(Gore-Tex Pro fabric layers)
There are many other aspects to consider and I plan to cover only those which our staff and customers see as most crucial. As such, let's talk convenience zips, double tunnels, hoods and pockets.
With the additional warmth and comfort of a drysuit we hope you plan to enjoy long days on the water. As such, the ability to relieve yourself without fully exiting the drysuit has obvious advantages. In the case of gents and unisex suits this comes in the form of a horizontal front convenience zip.
(a front men's/unisex convenience zip)
For female specific models you will find a rear horizontal drop seat, which proves extremely popular with our customers. While front convenience zips can be added to suits at a later date this is generally a much more costly approach and I would therefore encourage you to consider whether this feature is important to you prior to making a suit purchase.
(a drop seat women's convenience zip)
You will see that many suits have a twin waist seal, generally with velcro tabs to tension and secure. This allows kayakers to integrate a spraydeck. However, it is also useful as a tool to improve the overall fit, allowing you to cinch in any loose material.
(a double tunnel waist with velcro to secure)
This is a relatively rare feature on drysuits but can be crucial depending on your intended use. For sea kayakers and sailors hooded suits are extremely popular. However, when not in use they can feel cumbersome and so this is something to consider. Perhaps your scenario be better catered for with the use of a separate hat, beanie or neoprene hood?
Pockets can be a useful addition and many of our staff, friends and customers make use of them on a daily basis. Think carefully about the location of pockets and what you plan to keep in them. Will the pocket be accessible when in use? Will heavier items affect your enjoyment or safety once on the water? Generally speaking, pockets on the lower body will have less of an impact, yet are naturally less accessible if you paddle a closed cockpit kayak or similar.
Hopefully this has been a useful resource and allows you to make a more informed decision. You can see our full selection of one piece suits here.

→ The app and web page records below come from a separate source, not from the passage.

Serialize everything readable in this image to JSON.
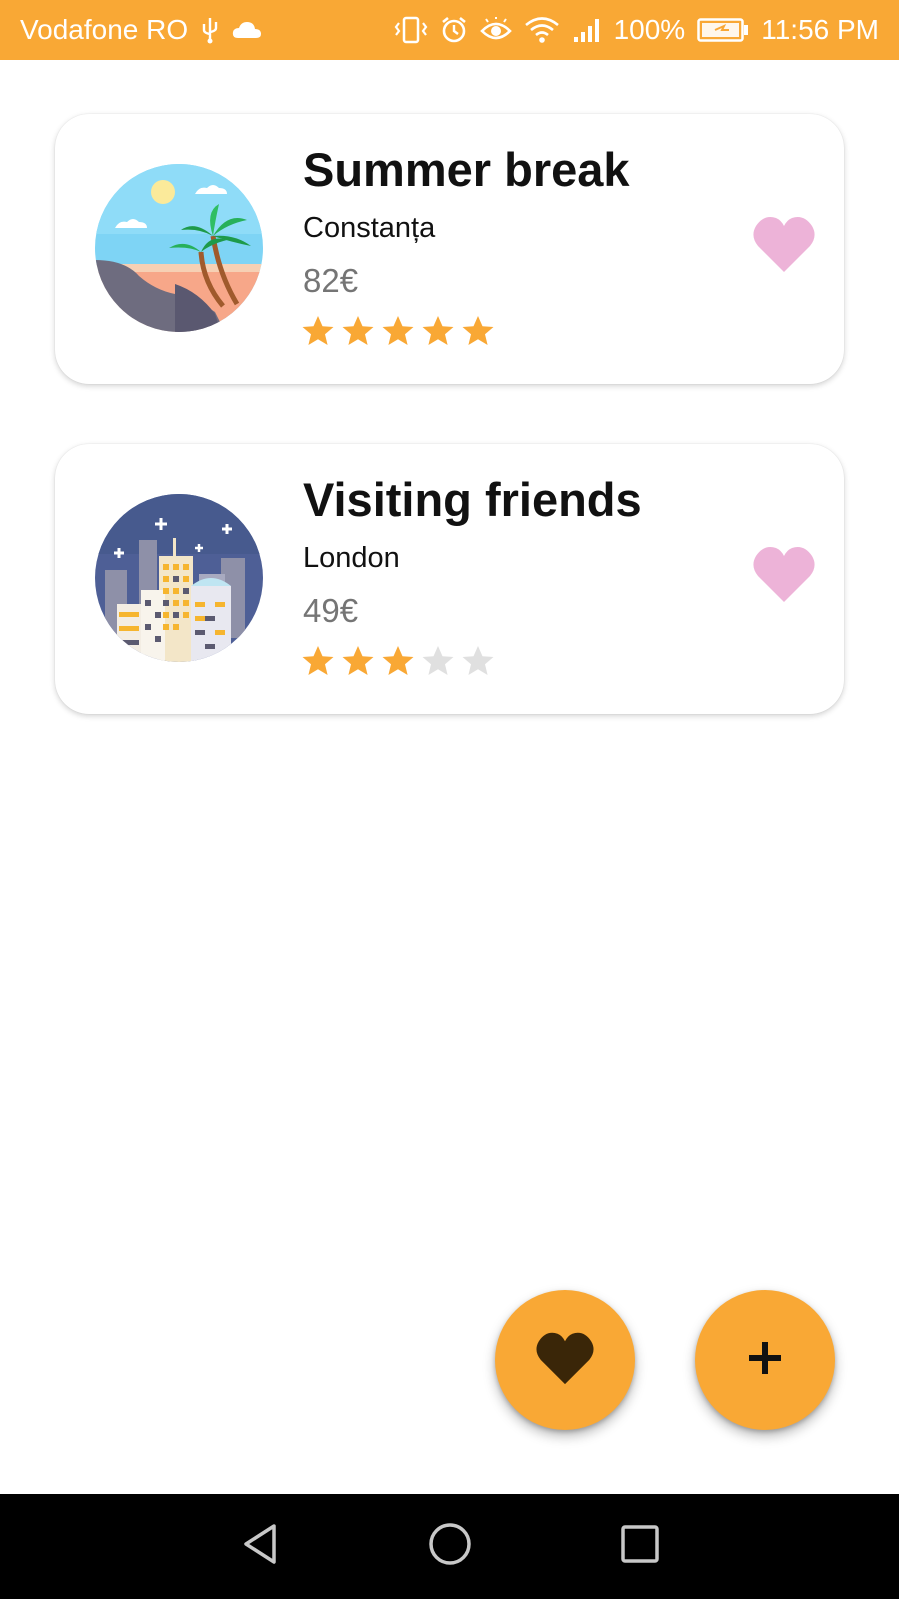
{
  "status_bar": {
    "carrier": "Vodafone RO",
    "battery": "100%",
    "time": "11:56 PM",
    "icons": [
      "usb-icon",
      "cloud-icon",
      "vibrate-icon",
      "alarm-icon",
      "eye-icon",
      "wifi-icon",
      "signal-icon",
      "battery-charging-icon"
    ]
  },
  "trips": [
    {
      "title": "Summer break",
      "location": "Constanța",
      "price": "82€",
      "rating": 5,
      "max_rating": 5,
      "image": "beach-palm-icon",
      "favorite_icon": "heart-icon"
    },
    {
      "title": "Visiting friends",
      "location": "London",
      "price": "49€",
      "rating": 3,
      "max_rating": 5,
      "image": "city-night-icon",
      "favorite_icon": "heart-icon"
    }
  ],
  "fabs": {
    "favorites_icon": "heart-icon",
    "add_icon": "plus-icon"
  },
  "nav": {
    "icons": [
      "back-icon",
      "home-icon",
      "recents-icon"
    ]
  },
  "colors": {
    "accent": "#F9A835",
    "star_filled": "#F9A835",
    "star_empty": "#E0E0E0",
    "favorite_heart": "#EDB3D8",
    "fab_heart": "#3A2608"
  }
}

Drysuits are a wonderful addition to your clothing selection and boost your session times, as well as allowing you to push deeper into the winter. With the right underlayers there is no day that is too cold to enjoy your sport. However, if you have any questions then all our staff are absolutely keen to help and I would encourage you to get in touch.